Task to complete →
All lines from the one containing "Output a JSON" through the final line of the listing below, and no others, must be returned exactly; no pictures belong in the copy.

════════════════

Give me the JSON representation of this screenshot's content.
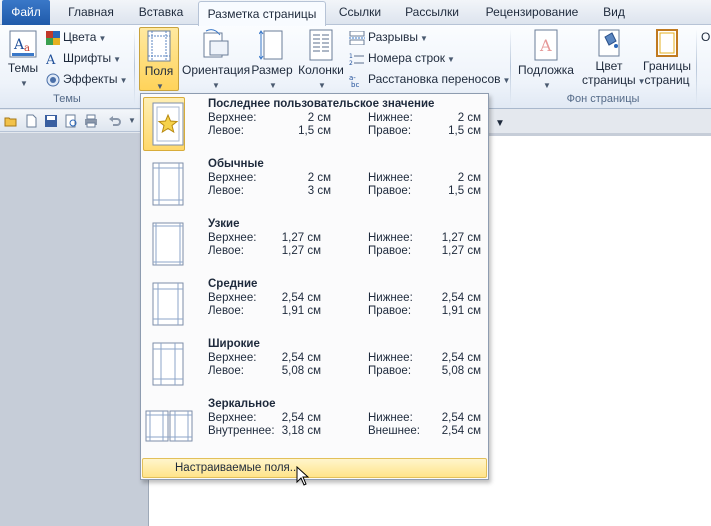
{
  "tabs": [
    {
      "label": "Файл",
      "kind": "file"
    },
    {
      "label": "Главная",
      "kind": "normal"
    },
    {
      "label": "Вставка",
      "kind": "normal"
    },
    {
      "label": "Разметка страницы",
      "kind": "active"
    },
    {
      "label": "Ссылки",
      "kind": "normal"
    },
    {
      "label": "Рассылки",
      "kind": "normal"
    },
    {
      "label": "Рецензирование",
      "kind": "normal"
    },
    {
      "label": "Вид",
      "kind": "normal"
    }
  ],
  "ribbon": {
    "themes_group": {
      "label": "Темы",
      "themes_button": "Темы",
      "colors": "Цвета",
      "fonts": "Шрифты",
      "effects": "Эффекты"
    },
    "page_setup": {
      "margins": "Поля",
      "orientation": "Ориентация",
      "size": "Размер",
      "columns": "Колонки",
      "breaks": "Разрывы",
      "line_numbers": "Номера строк",
      "hyphenation": "Расстановка переносов"
    },
    "page_background": {
      "label": "Фон страницы",
      "watermark": "Подложка",
      "page_color": [
        "Цвет",
        "страницы"
      ],
      "page_borders": [
        "Границы",
        "страниц"
      ],
      "cut_letter": "О"
    }
  },
  "margins_menu": {
    "options": [
      {
        "name": "Последнее пользовательское значение",
        "top_label": "Верхнее:",
        "top": "2 см",
        "bottom_label": "Нижнее:",
        "bottom": "2 см",
        "left_label": "Левое:",
        "left": "1,5 см",
        "right_label": "Правое:",
        "right": "1,5 см",
        "selected": true,
        "icon": "star-page-icon"
      },
      {
        "name": "Обычные",
        "top_label": "Верхнее:",
        "top": "2 см",
        "bottom_label": "Нижнее:",
        "bottom": "2 см",
        "left_label": "Левое:",
        "left": "3 см",
        "right_label": "Правое:",
        "right": "1,5 см",
        "selected": false,
        "icon": "normal-margins-icon"
      },
      {
        "name": "Узкие",
        "top_label": "Верхнее:",
        "top": "1,27 см",
        "bottom_label": "Нижнее:",
        "bottom": "1,27 см",
        "left_label": "Левое:",
        "left": "1,27 см",
        "right_label": "Правое:",
        "right": "1,27 см",
        "selected": false,
        "icon": "narrow-margins-icon"
      },
      {
        "name": "Средние",
        "top_label": "Верхнее:",
        "top": "2,54 см",
        "bottom_label": "Нижнее:",
        "bottom": "2,54 см",
        "left_label": "Левое:",
        "left": "1,91 см",
        "right_label": "Правое:",
        "right": "1,91 см",
        "selected": false,
        "icon": "moderate-margins-icon"
      },
      {
        "name": "Широкие",
        "top_label": "Верхнее:",
        "top": "2,54 см",
        "bottom_label": "Нижнее:",
        "bottom": "2,54 см",
        "left_label": "Левое:",
        "left": "5,08 см",
        "right_label": "Правое:",
        "right": "5,08 см",
        "selected": false,
        "icon": "wide-margins-icon"
      },
      {
        "name": "Зеркальное",
        "top_label": "Верхнее:",
        "top": "2,54 см",
        "bottom_label": "Нижнее:",
        "bottom": "2,54 см",
        "left_label": "Внутреннее:",
        "left": "3,18 см",
        "right_label": "Внешнее:",
        "right": "2,54 см",
        "selected": false,
        "icon": "mirrored-margins-icon"
      }
    ],
    "custom": "Настраиваемые поля..."
  },
  "colors": {
    "file_tab": "#2a66b8",
    "highlight": "#ffd86b",
    "page_accent": "#5b86c0"
  }
}
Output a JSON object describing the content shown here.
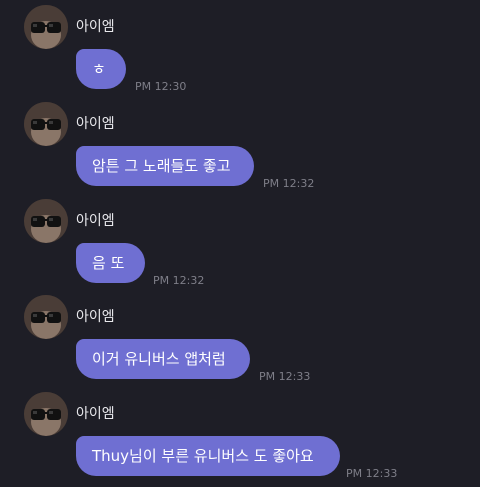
{
  "chat": {
    "messages": [
      {
        "avatar_icon": "profile-photo-sunglasses",
        "sender": "아이엠",
        "text": "ㅎ",
        "time": "PM 12:30"
      },
      {
        "avatar_icon": "profile-photo-sunglasses",
        "sender": "아이엠",
        "text": "암튼 그 노래들도 좋고",
        "time": "PM 12:32"
      },
      {
        "avatar_icon": "profile-photo-sunglasses",
        "sender": "아이엠",
        "text": "음 또",
        "time": "PM 12:32"
      },
      {
        "avatar_icon": "profile-photo-sunglasses",
        "sender": "아이엠",
        "text": "이거 유니버스 앱처럼",
        "time": "PM 12:33"
      },
      {
        "avatar_icon": "profile-photo-sunglasses",
        "sender": "아이엠",
        "text": "Thuy님이 부른 유니버스 도 좋아요",
        "time": "PM 12:33"
      }
    ],
    "colors": {
      "background": "#1e1e26",
      "bubble": "#6f6fd2",
      "bubble_text": "#ffffff",
      "sender_text": "#e8e8ec",
      "time_text": "#7e7e88"
    }
  }
}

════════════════

Response box →
Output a JSON object describing the content shown here.
{
  "chat": {
    "messages": [
      {
        "avatar_icon": "profile-photo-sunglasses",
        "sender": "아이엠",
        "text": "ㅎ",
        "time": "PM 12:30"
      },
      {
        "avatar_icon": "profile-photo-sunglasses",
        "sender": "아이엠",
        "text": "암튼 그 노래들도 좋고",
        "time": "PM 12:32"
      },
      {
        "avatar_icon": "profile-photo-sunglasses",
        "sender": "아이엠",
        "text": "음 또",
        "time": "PM 12:32"
      },
      {
        "avatar_icon": "profile-photo-sunglasses",
        "sender": "아이엠",
        "text": "이거 유니버스 앱처럼",
        "time": "PM 12:33"
      },
      {
        "avatar_icon": "profile-photo-sunglasses",
        "sender": "아이엠",
        "text": "Thuy님이 부른 유니버스 도 좋아요",
        "time": "PM 12:33"
      }
    ],
    "colors": {
      "background": "#1e1e26",
      "bubble": "#6f6fd2",
      "bubble_text": "#ffffff",
      "sender_text": "#e8e8ec",
      "time_text": "#7e7e88"
    }
  }
}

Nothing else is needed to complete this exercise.